1: From that genius of cooking, both haute cuisine and weeknight dinner, Sara Moulton:
In one way or another, lasagne seems to derive from the classical Latin laganum. But what was laganum? Something made of flour and oil, a cake. The word itself derived from a Greek work for chamber pot, which was humorously applied to cooking pots. And like many other, better-known cases of synecdochical food names, the container came to stand for the thing it contained. And eventually, by a process no one knows with any certainly, laganum emerged as a word for a flat noodle in very early modern, southern Italy. If you are persuaded by all the evidence collected by Clifford A. Wright, you will be ready to believe that in Sicily, an Arab noodle cuisine collided with the Italian kitchen vocabulary and co-opted laganum and its variant lasanon to describe the new "cakes" coming in from North Africa. Would you be happier about this theory if you had evidence of a survival of an "oriental" Arab pasta in Sicily? Mary Taylor Simeti provides one in Pomp and Sustenance, Twenty-Five Centuries of Sicilian Food. Sciabbo, a Christmas noodle dish eaten in Enna in central Sicily, combines ruffled lasagna (sciabbo-jabot, French for a ruffled shirtfront) with cinnamon and sugar, typical Near Eastern spices then and now.
Greek and Arabic connections to lasagna? Wow! And cinnamony lasagna? YUM! Sounds like my middle eastern mother's spaghetti sauce recipe. Here's the foodtv page this came from (with lasagna al forno recipe).
2: This one is from a somewhat sad New York Times article about dry-cured salami, and how restrictive Health Department guidelines are sending this millenia-old artisanal specialty to extinction:

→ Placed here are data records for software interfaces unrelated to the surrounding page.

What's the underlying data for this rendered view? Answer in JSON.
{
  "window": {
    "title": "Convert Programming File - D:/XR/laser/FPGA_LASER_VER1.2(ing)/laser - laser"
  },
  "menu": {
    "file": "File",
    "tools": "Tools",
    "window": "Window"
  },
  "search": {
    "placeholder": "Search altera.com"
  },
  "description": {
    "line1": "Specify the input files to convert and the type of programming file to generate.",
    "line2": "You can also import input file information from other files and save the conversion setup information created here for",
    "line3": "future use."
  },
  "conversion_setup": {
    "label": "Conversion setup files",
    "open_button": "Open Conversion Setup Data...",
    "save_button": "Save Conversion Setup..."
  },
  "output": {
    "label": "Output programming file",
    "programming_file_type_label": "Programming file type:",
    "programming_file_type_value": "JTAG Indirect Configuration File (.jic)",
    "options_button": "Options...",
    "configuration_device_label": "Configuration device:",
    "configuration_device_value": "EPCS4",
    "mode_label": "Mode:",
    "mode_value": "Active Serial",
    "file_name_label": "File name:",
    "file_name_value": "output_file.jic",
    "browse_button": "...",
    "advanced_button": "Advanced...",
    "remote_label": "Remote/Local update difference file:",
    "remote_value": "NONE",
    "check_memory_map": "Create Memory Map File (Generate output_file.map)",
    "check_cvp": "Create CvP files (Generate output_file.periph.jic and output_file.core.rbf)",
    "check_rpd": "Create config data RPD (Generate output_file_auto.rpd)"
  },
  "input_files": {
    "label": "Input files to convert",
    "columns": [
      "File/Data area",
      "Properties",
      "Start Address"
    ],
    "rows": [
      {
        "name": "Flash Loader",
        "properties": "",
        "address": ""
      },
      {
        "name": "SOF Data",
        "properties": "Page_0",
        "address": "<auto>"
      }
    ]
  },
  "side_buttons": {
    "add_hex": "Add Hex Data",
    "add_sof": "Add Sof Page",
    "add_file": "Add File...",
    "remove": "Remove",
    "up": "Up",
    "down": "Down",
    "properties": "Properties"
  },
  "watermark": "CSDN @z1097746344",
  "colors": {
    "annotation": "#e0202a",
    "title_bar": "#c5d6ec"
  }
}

The process of curing meat has been refined over thousands of years by people who are on intimate terms with their handiwork. Food historians believe that the Romans picked up the craft from the Lucanians, a tribe that for almost 1,000 years ruled part of what is now Basilicata in southern Italy, developing a reputation for sausages while fending off imperial conquerors. The Greek sausage loukanika and its Mediterranean cousins the longaniza (Spain), luganega (Italy), and linguiça (Portugal) are all descendants of the ancient lucanicus.

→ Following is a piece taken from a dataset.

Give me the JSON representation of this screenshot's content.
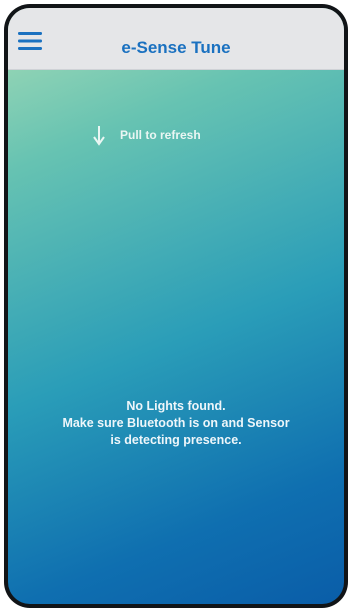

I would never have discerned a connection between loukanika and linguiça. Here's the article (you'll probably need to register.. but you know about bugmenot.com, right?).
Ahh food etymology, you never fail me.